Ukrainian protestors demand sanctions. [Shutterstock]

Russia has not fulfilled its part of an international agreement to defuse tension in Ukrainem and Washington will only wait “days” more for the accord to be implemented, a senior US official said Wednesday (23 April).

“Russia has not taken the steps that it needs to take” under the agreement reached in Geneva last week, Daniel Baer, the US Ambassador to the Organization for Security and Cooperation in Europe (OSCE), said.

Under the deal, the European Union, Russia, Ukraine and the United States agreed that illegal armed groups in Ukraine would go home in a process to be overseen by Europe’s OSCE security watchdog (see background).

But no sooner had the accord been signed, than both sides accused the other of breaking it, while the pro-Moscow rebels disavowed the pledge to withdraw from occupied buildings.

Baer said the solution was for Russia to act.

“If failure happens, it will be because Russia has failed to stop its negative, destructive actions and move to a constructive path,” he said, speaking at a Brussels event organised by the German Marshall Fund think tank.

Asked how long the United States would allow to see if the Geneva accord could be implemented, Baer told reporters at a separate event that he did not want to give a deadline but “we are talking days here”.

The United States and European Union have held out the threat of further sanctions on Russia if it does not implement the Geneva agreement.

Russian Foreign Minister Sergei Lavrov earlier accused the United States of being behind the political upheaval in Ukraine and said Moscow would respond if its interests came under attack.

Baer said the United States had suggested that President Vladimir Putin or other senior Russian officials could make public statements saying Moscow did not support the illegal armed takeover of municipal buildings.

Moscow could also send a senior diplomat to help OSCE monitors trying to persuade people to leave occupied buildings.

The US Ambassador to NATO, Douglas Lute, speaking at the same think tank event, said that incursions by Russian aircraft into Baltic air space had fallen to zero since NATO reinforced


The crisis in Ukraine erupted after its former President Viktor Yanukovich cancelled plans to sign trade and political pacts with the EU in November 2013 and instead sought closer ties with Russia, triggering protests that turned bloody and drove him from power.

Moscow annexed Crimea in March following a referendum staged after Russian forces established control over the Black Sea peninsula in the biggest East-West crisis since the Cold War.
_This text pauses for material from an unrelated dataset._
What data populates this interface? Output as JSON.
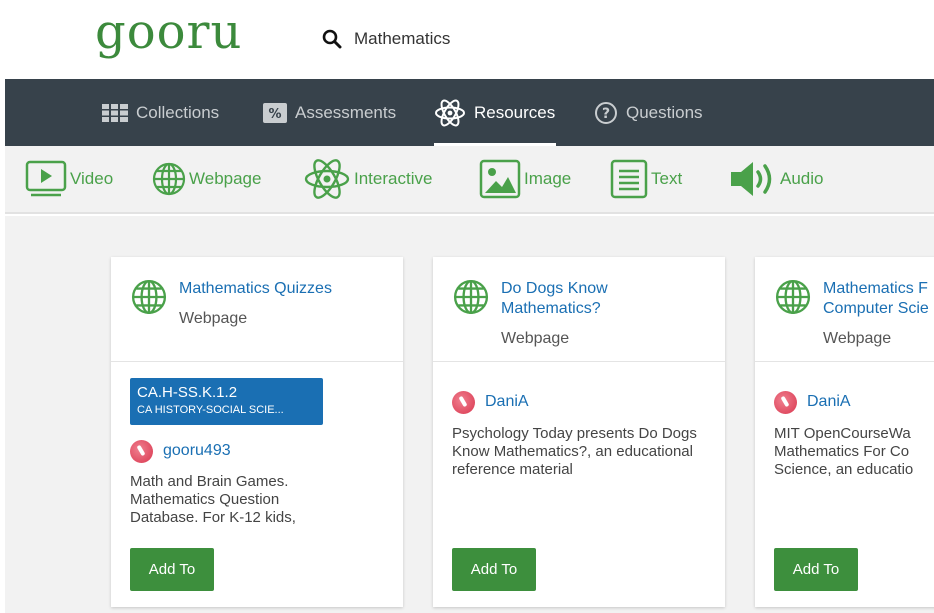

Pro-Russian militants control buildings in about 10 towns in eastern Ukraine after launching their uprising on 6 April.

The United States, Russia, Ukraine and the European Union held talks in Geneva on 17 April with the aim of stopping violence in Ukraine [read more].

"All sides must refrain from any violence, intimidation or provocative actions," the Geneva joint statement says.

"All illegal armed groups must be disarmed; all illegally seized buildings must be returned to legitimate owners; all illegally occupied streets, squares and other public places in Ukrainian cities and towns must be vacated," it added.